Website and app data records
= Beginning of Section =
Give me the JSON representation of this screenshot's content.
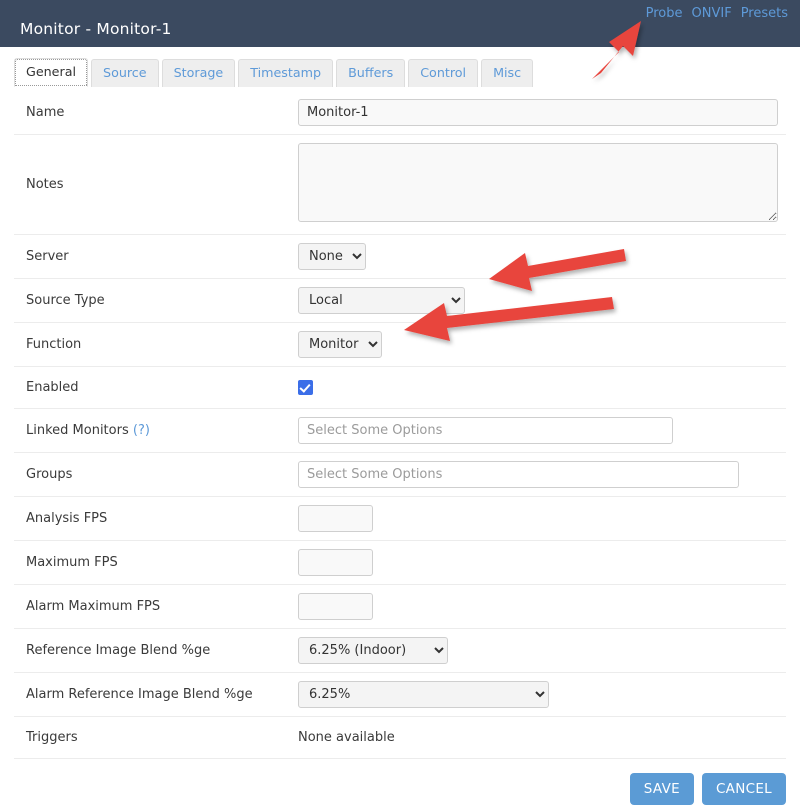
{
  "header": {
    "title": "Monitor - Monitor-1",
    "links": [
      {
        "label": "Probe",
        "name": "probe-link"
      },
      {
        "label": "ONVIF",
        "name": "onvif-link"
      },
      {
        "label": "Presets",
        "name": "presets-link"
      }
    ]
  },
  "tabs": [
    {
      "label": "General",
      "active": true
    },
    {
      "label": "Source",
      "active": false
    },
    {
      "label": "Storage",
      "active": false
    },
    {
      "label": "Timestamp",
      "active": false
    },
    {
      "label": "Buffers",
      "active": false
    },
    {
      "label": "Control",
      "active": false
    },
    {
      "label": "Misc",
      "active": false
    }
  ],
  "form": {
    "name": {
      "label": "Name",
      "value": "Monitor-1"
    },
    "notes": {
      "label": "Notes",
      "value": ""
    },
    "server": {
      "label": "Server",
      "value": "None",
      "options": [
        "None"
      ]
    },
    "source_type": {
      "label": "Source Type",
      "value": "Local",
      "options": [
        "Local"
      ]
    },
    "function": {
      "label": "Function",
      "value": "Monitor",
      "options": [
        "Monitor"
      ]
    },
    "enabled": {
      "label": "Enabled",
      "checked": true
    },
    "linked_monitors": {
      "label": "Linked Monitors",
      "help": "(?)",
      "placeholder": "Select Some Options",
      "value": ""
    },
    "groups": {
      "label": "Groups",
      "placeholder": "Select Some Options",
      "value": ""
    },
    "analysis_fps": {
      "label": "Analysis FPS",
      "value": ""
    },
    "maximum_fps": {
      "label": "Maximum FPS",
      "value": ""
    },
    "alarm_maximum_fps": {
      "label": "Alarm Maximum FPS",
      "value": ""
    },
    "reference_blend": {
      "label": "Reference Image Blend %ge",
      "value": "6.25% (Indoor)",
      "options": [
        "6.25% (Indoor)"
      ]
    },
    "alarm_reference_blend": {
      "label": "Alarm Reference Image Blend %ge",
      "value": "6.25%",
      "options": [
        "6.25%"
      ]
    },
    "triggers": {
      "label": "Triggers",
      "value": "None available"
    }
  },
  "footer": {
    "save_label": "SAVE",
    "cancel_label": "CANCEL"
  },
  "colors": {
    "header_bg": "#3b4a60",
    "link_blue": "#5e9ad8",
    "button_blue": "#5b9bd5",
    "checkbox_blue": "#3b6ee8",
    "annotation_red": "#e8443c"
  },
  "annotations": [
    {
      "name": "arrow-to-probe",
      "target": "Probe"
    },
    {
      "name": "arrow-to-source-type",
      "target": "Source Type"
    },
    {
      "name": "arrow-to-function",
      "target": "Function"
    }
  ]
}
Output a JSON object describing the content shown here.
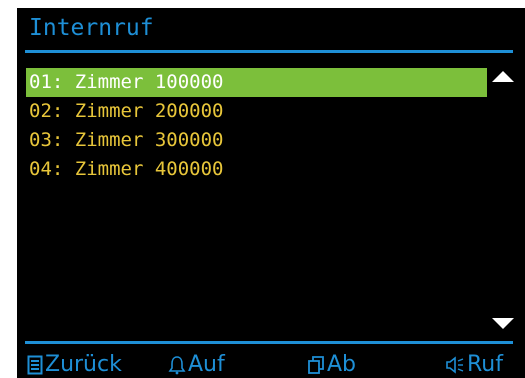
{
  "header": {
    "title": "Internruf"
  },
  "list": {
    "items": [
      {
        "label": "01: Zimmer 100000",
        "selected": true
      },
      {
        "label": "02: Zimmer 200000",
        "selected": false
      },
      {
        "label": "03: Zimmer 300000",
        "selected": false
      },
      {
        "label": "04: Zimmer 400000",
        "selected": false
      }
    ]
  },
  "softkeys": {
    "back": {
      "label": "Zurück",
      "icon": "menu-list-icon"
    },
    "up": {
      "label": "Auf",
      "icon": "bell-icon"
    },
    "down": {
      "label": "Ab",
      "icon": "copy-icon"
    },
    "call": {
      "label": "Ruf",
      "icon": "speaker-icon"
    }
  },
  "colors": {
    "accent": "#1e8fd6",
    "item_text": "#e8c63a",
    "selection": "#7cbf3b",
    "background": "#000000"
  }
}
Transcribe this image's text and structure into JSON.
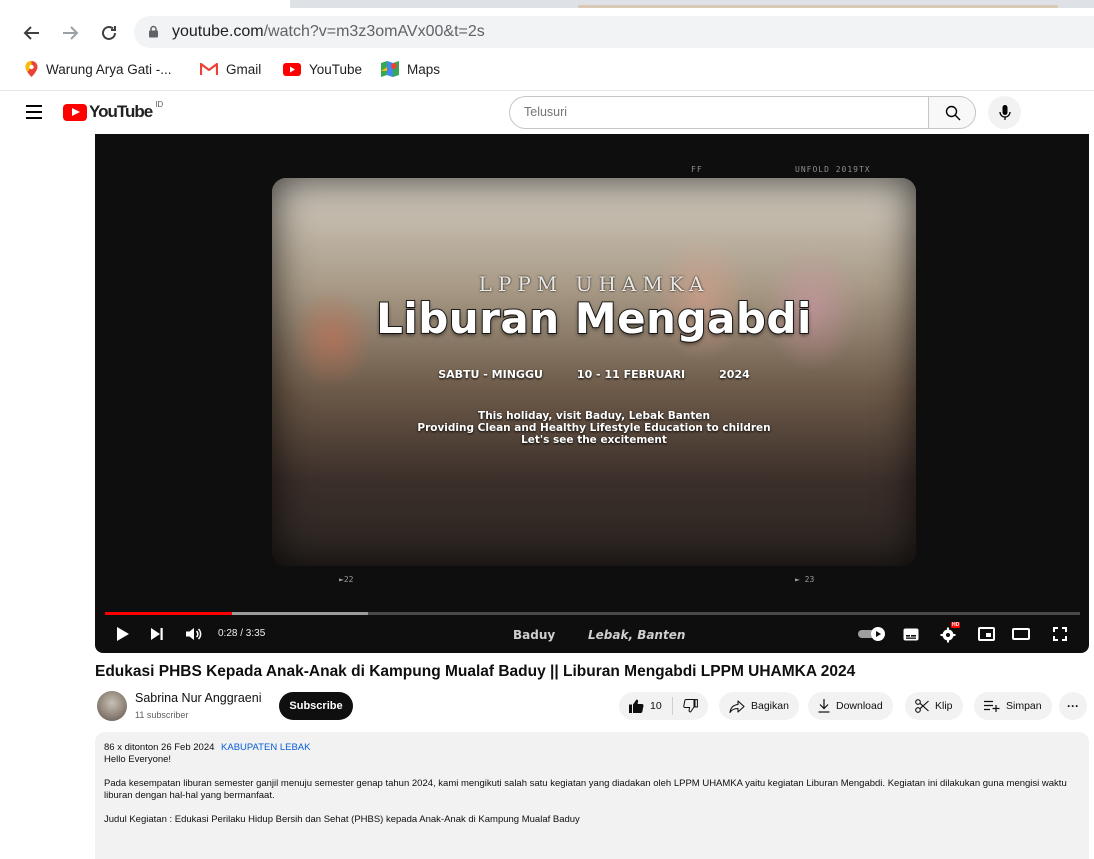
{
  "browser": {
    "url_host": "youtube.com",
    "url_path": "/watch?v=m3z3omAVx00&t=2s",
    "bookmarks": [
      "Warung Arya Gati -...",
      "Gmail",
      "YouTube",
      "Maps"
    ]
  },
  "header": {
    "logo": "YouTube",
    "country_code": "ID",
    "search_placeholder": "Telusuri"
  },
  "player": {
    "film_label_left": "FF",
    "film_label_right": "UNFOLD 2019TX",
    "overlay_brand": "LPPM UHAMKA",
    "overlay_title": "Liburan Mengabdi",
    "overlay_days": "SABTU - MINGGU",
    "overlay_dates": "10 - 11 FEBRUARI",
    "overlay_year": "2024",
    "overlay_line1": "This holiday, visit Baduy, Lebak Banten",
    "overlay_line2": "Providing Clean and Healthy Lifestyle Education to children",
    "overlay_line3": "Let's see the excitement",
    "film_num_left": "►22",
    "film_num_right": "► 23",
    "time": "0:28 / 3:35",
    "progress_fraction": 0.13,
    "location_a": "Baduy",
    "location_b": "Lebak, Banten",
    "settings_badge": "HD"
  },
  "video": {
    "title": "Edukasi PHBS Kepada Anak-Anak di Kampung Mualaf Baduy || Liburan Mengabdi LPPM UHAMKA 2024",
    "channel_name": "Sabrina Nur Anggraeni",
    "subscribers": "11 subscriber",
    "subscribe_label": "Subscribe",
    "like_count": "10",
    "share_label": "Bagikan",
    "download_label": "Download",
    "clip_label": "Klip",
    "save_label": "Simpan",
    "more_label": "···"
  },
  "description": {
    "views": "86 x ditonton",
    "date": "26 Feb 2024",
    "tag": "KABUPATEN LEBAK",
    "line1": "Hello Everyone!",
    "para1": "Pada kesempatan liburan semester ganjil menuju semester genap tahun 2024, kami mengikuti salah satu kegiatan yang diadakan oleh LPPM UHAMKA yaitu kegiatan Liburan Mengabdi. Kegiatan ini dilakukan guna mengisi waktu liburan dengan hal-hal yang bermanfaat.",
    "para2": "Judul Kegiatan : Edukasi Perilaku Hidup Bersih dan Sehat (PHBS) kepada Anak-Anak di Kampung Mualaf Baduy"
  },
  "colors": {
    "accent": "#ff0000",
    "link": "#065fd4",
    "subscribe_bg": "#0f0f0f",
    "pill_bg": "#f2f2f2"
  }
}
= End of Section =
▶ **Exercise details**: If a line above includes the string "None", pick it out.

▶ **Output**:
      "value": "None",
        "None"
      "value": "None available"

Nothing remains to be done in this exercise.